Repeatedly advised not to personalize the war or demonize Saddam, Bush yesterday allowed his personal antipathy toward the Iraqi leader to show through. Although removing Saddam from power is not a requirement for an allied victory, the president said, "Would I weep? Would I mourn if somehow Saddam did not remain as head of his country? . . . There would be no sorrow if he is not there."

Conditions for ending the war must include the withdrawal of Iraqi forces from Kuwait, immediate restoration of the Kuwaiti government and the installation of a supervisory force to keep the peace, Bush added. The allies would not accept an "I'll get out if you'll get out" compromise with Saddam, the president said. "We passed that. . . . Now we're in a war with this man, and he will comply . . . and then we can determine what niceties or what little details need to be done."

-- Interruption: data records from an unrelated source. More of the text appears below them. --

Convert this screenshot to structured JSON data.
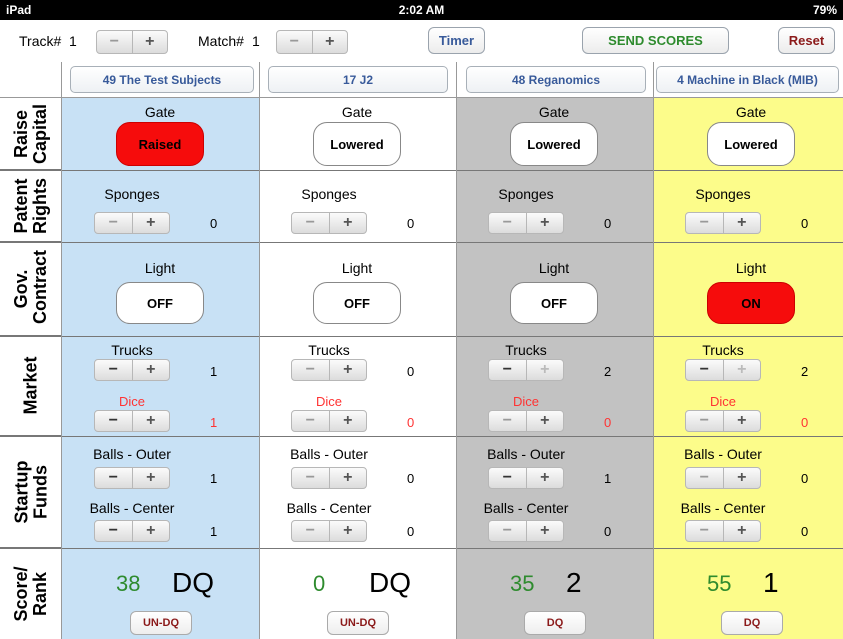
{
  "status": {
    "device": "iPad",
    "time": "2:02 AM",
    "battery": "79%"
  },
  "top": {
    "track_label": "Track#",
    "track_value": "1",
    "match_label": "Match#",
    "match_value": "1",
    "timer_label": "Timer",
    "send_label": "SEND SCORES",
    "reset_label": "Reset"
  },
  "rows": {
    "raise": "Raise Capital",
    "patent": "Patent Rights",
    "gov": "Gov. Contract",
    "market": "Market",
    "startup": "Startup Funds",
    "score": "Score/ Rank"
  },
  "teams": [
    {
      "name": "49 The Test Subjects",
      "bg": "#c8e1f5",
      "gate_label": "Gate",
      "gate": "Raised",
      "sponges_label": "Sponges",
      "sponges": "0",
      "light_label": "Light",
      "light": "OFF",
      "trucks_label": "Trucks",
      "trucks": "1",
      "dice_label": "Dice",
      "dice": "1",
      "outer_label": "Balls - Outer",
      "outer": "1",
      "center_label": "Balls - Center",
      "center": "1",
      "score": "38",
      "rank": "DQ",
      "dq_button": "UN-DQ"
    },
    {
      "name": "17 J2",
      "bg": "#ffffff",
      "gate_label": "Gate",
      "gate": "Lowered",
      "sponges_label": "Sponges",
      "sponges": "0",
      "light_label": "Light",
      "light": "OFF",
      "trucks_label": "Trucks",
      "trucks": "0",
      "dice_label": "Dice",
      "dice": "0",
      "outer_label": "Balls - Outer",
      "outer": "0",
      "center_label": "Balls - Center",
      "center": "0",
      "score": "0",
      "rank": "DQ",
      "dq_button": "UN-DQ"
    },
    {
      "name": "48 Reganomics",
      "bg": "#c2c2c2",
      "gate_label": "Gate",
      "gate": "Lowered",
      "sponges_label": "Sponges",
      "sponges": "0",
      "light_label": "Light",
      "light": "OFF",
      "trucks_label": "Trucks",
      "trucks": "2",
      "dice_label": "Dice",
      "dice": "0",
      "outer_label": "Balls - Outer",
      "outer": "1",
      "center_label": "Balls - Center",
      "center": "0",
      "score": "35",
      "rank": "2",
      "dq_button": "DQ"
    },
    {
      "name": "4 Machine in Black (MIB)",
      "bg": "#fcfc8a",
      "gate_label": "Gate",
      "gate": "Lowered",
      "sponges_label": "Sponges",
      "sponges": "0",
      "light_label": "Light",
      "light": "ON",
      "trucks_label": "Trucks",
      "trucks": "2",
      "dice_label": "Dice",
      "dice": "0",
      "outer_label": "Balls - Outer",
      "outer": "0",
      "center_label": "Balls - Center",
      "center": "0",
      "score": "55",
      "rank": "1",
      "dq_button": "DQ"
    }
  ],
  "icons": {
    "minus": "−",
    "plus": "+"
  }
}
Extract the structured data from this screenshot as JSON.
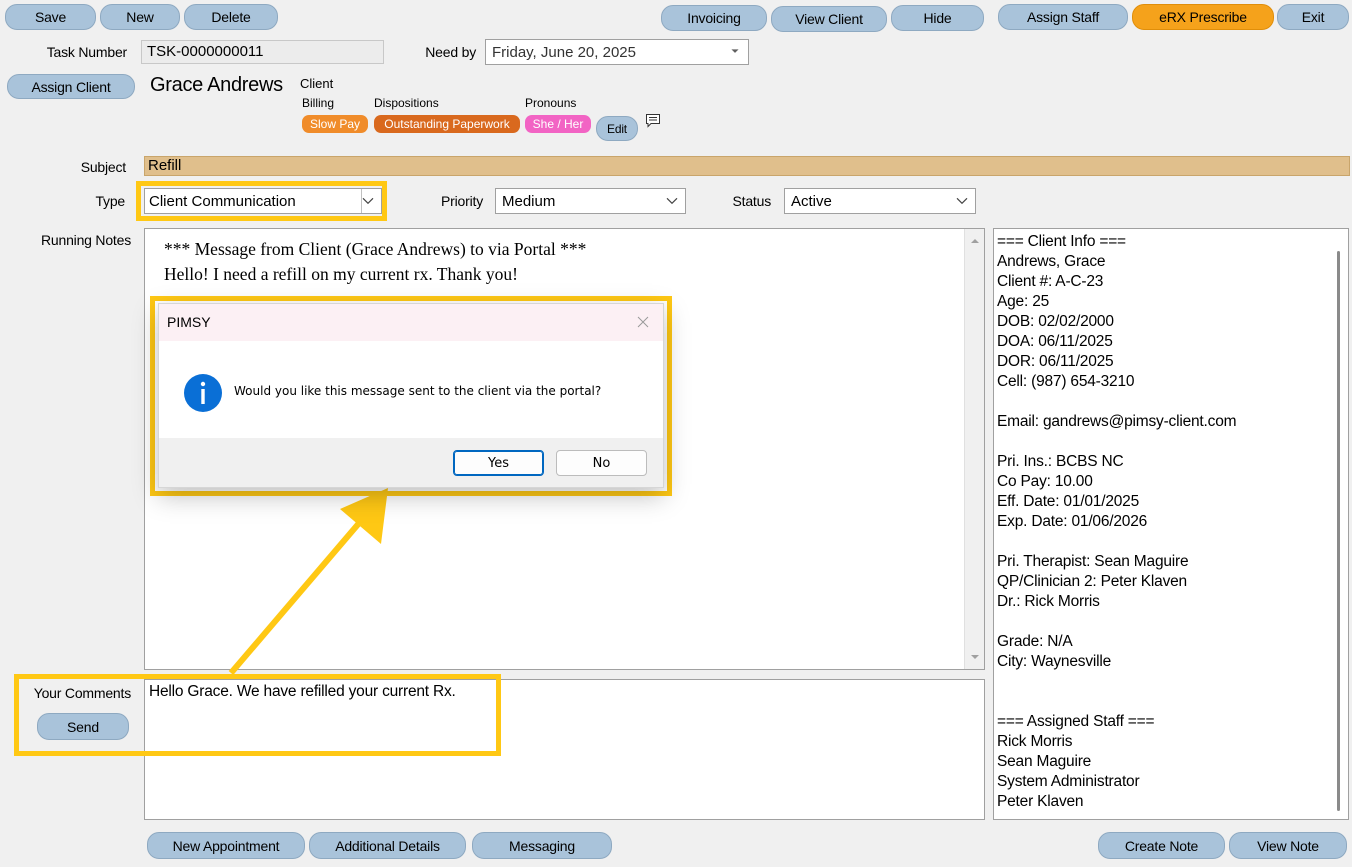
{
  "toolbar": {
    "save": "Save",
    "new": "New",
    "delete": "Delete",
    "invoicing": "Invoicing",
    "view_client": "View Client",
    "hide": "Hide",
    "assign_staff": "Assign Staff",
    "erx": "eRX Prescribe",
    "exit": "Exit"
  },
  "task": {
    "task_number_label": "Task Number",
    "task_number": "TSK-0000000011",
    "need_by_label": "Need by",
    "need_by": "Friday, June 20, 2025"
  },
  "client": {
    "assign_button": "Assign Client",
    "name": "Grace Andrews",
    "client_label": "Client",
    "billing_label": "Billing",
    "dispositions_label": "Dispositions",
    "pronouns_label": "Pronouns",
    "billing_tag": "Slow Pay",
    "disposition_tag": "Outstanding Paperwork",
    "pronoun_tag": "She / Her",
    "edit": "Edit"
  },
  "form": {
    "subject_label": "Subject",
    "subject": "Refill",
    "type_label": "Type",
    "type": "Client Communication",
    "priority_label": "Priority",
    "priority": "Medium",
    "status_label": "Status",
    "status": "Active",
    "running_notes_label": "Running Notes",
    "notes_line1": "*** Message from Client (Grace Andrews) to via Portal ***",
    "notes_line2": "Hello! I need a refill on my current rx. Thank you!",
    "comments_label": "Your Comments",
    "send": "Send",
    "comment": "Hello Grace. We have refilled your current Rx."
  },
  "client_info": [
    "=== Client Info ===",
    "Andrews, Grace",
    "Client #: A-C-23",
    "Age: 25",
    "DOB: 02/02/2000",
    "DOA: 06/11/2025",
    "DOR: 06/11/2025",
    "Cell: (987) 654-3210",
    "",
    "Email: gandrews@pimsy-client.com",
    "",
    "Pri. Ins.: BCBS NC",
    "Co Pay: 10.00",
    "Eff. Date: 01/01/2025",
    "Exp. Date: 01/06/2026",
    "",
    "Pri. Therapist: Sean Maguire",
    "QP/Clinician 2: Peter Klaven",
    "Dr.: Rick Morris",
    "",
    "Grade: N/A",
    "City: Waynesville",
    "",
    "",
    "=== Assigned Staff ===",
    "Rick Morris",
    "Sean Maguire",
    "System Administrator",
    "Peter Klaven"
  ],
  "bottom": {
    "new_appointment": "New Appointment",
    "additional_details": "Additional Details",
    "messaging": "Messaging",
    "create_note": "Create Note",
    "view_note": "View Note"
  },
  "dialog": {
    "title": "PIMSY",
    "message": "Would you like this message sent to the client via the portal?",
    "yes": "Yes",
    "no": "No"
  },
  "colors": {
    "button": "#a9c3da",
    "erx": "#f5a21b",
    "subject_bg": "#e0bf8c",
    "highlight": "#ffc814",
    "billing_tag": "#f08c2a",
    "disposition_tag": "#d9691e",
    "pronoun_tag": "#f264c4",
    "info_icon": "#0a6fd6"
  }
}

Bush, who will go to great lengths to avoid any analysis of his mood, insisted yesterday that his morale is high, that he is sleeping well and that he is not excessively troubled by the weight of decisions affecting the fates of thousands of soldiers, sailors and airmen. "I'm just so confident of how this thing's going to work out," he said, while acknowledging, "I can't tell you I don't shed a tear" for those lost in combat and their families.

The president described a letter he received from one war widow and a meeting last week with the families of others missing or killed in action in the gulf. "I came back with a sense of wonder at the way these spouses" are holding up, the president said. "We've had very few losses and yet, I got to tell you, I feel each one, but we're going to continue this and we're going to prevail," the president said at the conclusion of the news conference.

Staff writers Barton Gellman, John M. Goshko, Al Kamen and staff researcher Lucy Shackelford contributed to this report.